The 1963 Oliver! was the first West End musical transplant to become a hit on Broadway and also the first to feature a vista scene changes in large scale, with a revolving unit set by the visionary Sean Kenny.

Georgia Brown (Nancy) and Bruce Prochnik (Oliver).

Two principal players went on to further fame and fortune:  Davy Jones later of the Monkees and Barry Humphries later of Dame Edna.

The play opened in January, 1963 at the Imperial Theatre and ran 774 performances.  Davy Jones then toured with the National (left), while a bus and truck played smaller towns like Atlanta.

Originally condemned in New York as "a poperetta," Oliver! has outlived its critics.  


Cinerama, like IMAX, was a film process that required a special theatre.  It utilized three 35MM projectors, each in its own booth, with a fourth film machine to reproduce the seven audio channels from magnetic stripes.  The curvature of the ribboned picture sheet was almost 150 degrees with an aspect ratio of 2.65. 

In 1962 "How the West Was Won" opened at the Capitol Theatre in Times Square and at Atlanta's Martin's Cinerama, formerly the Tower Theatre.  "How the West was Won" was the last picture filmed in the Cinerama three-strip process.  Later big screen features such as "Mad Mad Mad World" and "2001" were shot in Ultra Panavison and projected from a single 70MM machine.

 The original offering "This is Cinerama" opened at the Broadway Theatre in New York in 1952 and played the Roxy in Atlanta four years later.  

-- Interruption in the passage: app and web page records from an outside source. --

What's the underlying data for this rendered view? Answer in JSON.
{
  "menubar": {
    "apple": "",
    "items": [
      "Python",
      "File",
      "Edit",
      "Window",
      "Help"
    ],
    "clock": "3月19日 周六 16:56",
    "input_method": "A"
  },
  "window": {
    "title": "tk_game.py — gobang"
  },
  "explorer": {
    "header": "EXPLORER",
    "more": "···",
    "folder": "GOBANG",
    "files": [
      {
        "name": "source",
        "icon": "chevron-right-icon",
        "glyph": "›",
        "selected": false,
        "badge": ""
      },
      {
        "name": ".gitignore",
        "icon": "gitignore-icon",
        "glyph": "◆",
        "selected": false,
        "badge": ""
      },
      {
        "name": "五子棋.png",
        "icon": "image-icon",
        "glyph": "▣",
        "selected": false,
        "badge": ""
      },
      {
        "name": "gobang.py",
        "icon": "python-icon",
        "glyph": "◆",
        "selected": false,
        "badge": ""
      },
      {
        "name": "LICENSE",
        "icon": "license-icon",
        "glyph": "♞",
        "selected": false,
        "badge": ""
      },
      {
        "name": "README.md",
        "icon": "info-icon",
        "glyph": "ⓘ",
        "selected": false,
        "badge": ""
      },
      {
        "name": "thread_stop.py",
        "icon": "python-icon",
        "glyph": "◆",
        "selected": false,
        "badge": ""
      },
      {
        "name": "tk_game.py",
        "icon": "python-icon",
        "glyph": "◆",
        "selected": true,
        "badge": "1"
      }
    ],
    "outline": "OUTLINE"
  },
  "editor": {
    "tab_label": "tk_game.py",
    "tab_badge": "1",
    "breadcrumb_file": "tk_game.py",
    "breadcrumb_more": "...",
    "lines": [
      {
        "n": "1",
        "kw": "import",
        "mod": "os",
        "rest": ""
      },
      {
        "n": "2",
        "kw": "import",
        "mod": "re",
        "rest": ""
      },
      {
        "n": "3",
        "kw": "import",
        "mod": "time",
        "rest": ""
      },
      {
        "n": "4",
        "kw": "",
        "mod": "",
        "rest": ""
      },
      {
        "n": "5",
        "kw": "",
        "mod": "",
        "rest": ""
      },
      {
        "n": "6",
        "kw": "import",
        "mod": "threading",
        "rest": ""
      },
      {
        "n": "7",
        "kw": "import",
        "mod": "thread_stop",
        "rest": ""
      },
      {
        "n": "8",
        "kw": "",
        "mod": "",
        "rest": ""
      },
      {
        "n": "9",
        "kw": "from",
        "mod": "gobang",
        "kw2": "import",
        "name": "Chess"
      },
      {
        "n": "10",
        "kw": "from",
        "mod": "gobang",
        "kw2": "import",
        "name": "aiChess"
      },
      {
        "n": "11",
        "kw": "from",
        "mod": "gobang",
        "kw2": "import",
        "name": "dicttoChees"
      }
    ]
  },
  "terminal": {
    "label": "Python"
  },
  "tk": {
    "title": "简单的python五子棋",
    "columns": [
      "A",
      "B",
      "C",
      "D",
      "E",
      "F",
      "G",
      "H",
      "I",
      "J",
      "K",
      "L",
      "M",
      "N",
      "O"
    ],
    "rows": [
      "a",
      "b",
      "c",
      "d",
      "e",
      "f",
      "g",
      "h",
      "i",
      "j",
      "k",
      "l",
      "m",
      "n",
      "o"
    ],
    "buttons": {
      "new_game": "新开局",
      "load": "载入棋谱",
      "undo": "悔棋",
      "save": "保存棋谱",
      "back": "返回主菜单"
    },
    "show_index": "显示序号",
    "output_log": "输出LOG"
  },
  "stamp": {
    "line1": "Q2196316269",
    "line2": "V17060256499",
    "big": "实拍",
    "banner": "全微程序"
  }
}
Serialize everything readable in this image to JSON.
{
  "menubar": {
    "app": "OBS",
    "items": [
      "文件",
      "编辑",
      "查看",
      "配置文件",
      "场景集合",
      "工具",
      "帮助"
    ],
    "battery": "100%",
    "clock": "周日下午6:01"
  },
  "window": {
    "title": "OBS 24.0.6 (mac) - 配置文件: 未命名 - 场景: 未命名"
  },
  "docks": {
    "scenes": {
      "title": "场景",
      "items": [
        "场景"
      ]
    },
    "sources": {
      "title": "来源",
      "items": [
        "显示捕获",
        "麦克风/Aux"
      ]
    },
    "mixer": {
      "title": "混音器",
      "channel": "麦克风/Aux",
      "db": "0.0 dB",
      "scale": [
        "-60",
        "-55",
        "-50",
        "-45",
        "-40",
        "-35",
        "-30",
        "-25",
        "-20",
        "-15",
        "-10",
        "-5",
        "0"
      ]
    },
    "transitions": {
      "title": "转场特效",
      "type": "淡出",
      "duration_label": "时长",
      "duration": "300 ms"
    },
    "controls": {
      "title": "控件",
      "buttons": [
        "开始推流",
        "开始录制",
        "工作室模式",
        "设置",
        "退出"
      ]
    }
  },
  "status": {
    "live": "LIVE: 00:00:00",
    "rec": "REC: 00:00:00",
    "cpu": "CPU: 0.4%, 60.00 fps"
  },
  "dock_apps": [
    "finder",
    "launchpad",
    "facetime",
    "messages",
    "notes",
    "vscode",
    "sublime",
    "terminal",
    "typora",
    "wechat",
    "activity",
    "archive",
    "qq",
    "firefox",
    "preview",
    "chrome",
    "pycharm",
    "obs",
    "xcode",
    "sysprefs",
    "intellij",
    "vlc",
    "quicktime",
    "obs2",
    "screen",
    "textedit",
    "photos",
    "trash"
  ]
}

For almost fifty years, Radio City operated as a super-deluxe presentation house, presenting a first run picture and a fifty minute stage show, four times a day.  This souvenir program book was penned by Ben Hall, shown here at the Fox Theatre in Atlanta, his home town.

In various incarnations, this brochure was sold until the Music Hall ceased regular programming in 1979.

The Music Hall also offered a complimentary program.  Here are five represenative issues:  1972, 1961, 1956, 1946, and 1939.


1961 The Easter Show and "Flubber"

1956  "Tea and Sympathy"



April, 2017.

"Cinerama" is dedicated to James Morrison who knows more about Cinerama than any other living person.